Who will be the one to help the children of west Texas?
Box 7512
Abilene, TX 79608
(325) 793-1005

Oh, yes this was all turned in to the FBI,ACLU, elected officials and multiple Innocence Agencys

Ron in Houston said...


I think you hit the nail on the head with your comment to the Ochoa post about the Reid technique.

It is a systematic failure of the way we've developed criminal investigations.

Until more is said about this and we own up to our failings, it will just continue and more innocent people will be convicted.

Ron in Houston said...
This comment has been removed by the author.
Anonymous said...

Also see Mourning Miranda.

JT Barrie said...

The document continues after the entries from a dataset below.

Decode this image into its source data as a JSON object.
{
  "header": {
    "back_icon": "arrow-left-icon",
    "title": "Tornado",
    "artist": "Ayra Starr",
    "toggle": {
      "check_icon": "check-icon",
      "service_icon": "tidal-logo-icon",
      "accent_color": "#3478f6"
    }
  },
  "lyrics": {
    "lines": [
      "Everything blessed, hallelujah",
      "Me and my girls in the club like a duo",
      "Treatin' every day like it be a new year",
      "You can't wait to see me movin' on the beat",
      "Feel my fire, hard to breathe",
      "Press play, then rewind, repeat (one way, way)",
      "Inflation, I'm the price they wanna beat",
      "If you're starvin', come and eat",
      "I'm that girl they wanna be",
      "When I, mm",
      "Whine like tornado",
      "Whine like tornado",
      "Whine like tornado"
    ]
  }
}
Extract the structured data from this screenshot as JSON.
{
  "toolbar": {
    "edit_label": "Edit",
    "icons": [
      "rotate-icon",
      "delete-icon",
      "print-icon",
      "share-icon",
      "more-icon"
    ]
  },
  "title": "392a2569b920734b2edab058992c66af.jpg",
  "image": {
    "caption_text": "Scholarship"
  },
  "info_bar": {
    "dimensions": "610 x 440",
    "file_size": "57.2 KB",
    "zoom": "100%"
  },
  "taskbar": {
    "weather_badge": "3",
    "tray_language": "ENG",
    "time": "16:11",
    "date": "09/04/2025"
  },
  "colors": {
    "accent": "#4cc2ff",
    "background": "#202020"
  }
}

Sadly, this is what police do best: lie to the public. They love undercover work where they lie about their identities. They plant evidence. They lie about drugs to maintain support for the abusive drug war policy. The invent stories of wrongdoing to justify stopping "suspicious looking" people. And no, it is not limited to people of color. When I was younger and dressed in gym rat clothing doing my long runs in bad neighborhoods I was subjected to all sorts of wild accusations by police. When I was in those same neighborhoods in business apparel I got apologies and a show of respect.
And all we get in the media are whitewashes and cop shows glorifying police as heroic underdogs and even glorifying the lies they tell the public to do their duty.

Anonymous said...


I empathize with you for it is not only happening in west Texas but in the East part of the state also. I posted a small run down of my husband's in the thread Would you confess to save your life? It was to a degree the same way with a few exceptions

Anonymous said...

well i remember the article on that boy in TYC that refused to admit to his charge and i remember all ya'll tagging him and saying the parents was bad and the kid was bad. so, whats the difference if its a grown ass person or a young man tyring to grow? the justice system and the prosecutors need really tight rules and some checks and balance sytems - i think all the recent exonerations, the clear and loud IM INNOCENTS NEED to be looked into. and then the real truth will be revealed....the incarceration and convictions are based on non-truths and faulty witness testimony and lies - the convictions - based on race. i hope that fella chatman does sue....and the boy in atlanta and the boys in tyc - so somebody, like the tax payers, will say ENOUGH. i aint the smartest person around but i am somebody with a brain....we will be paying for the innocent to be incarcerated and we will be the ones paying for their freedom....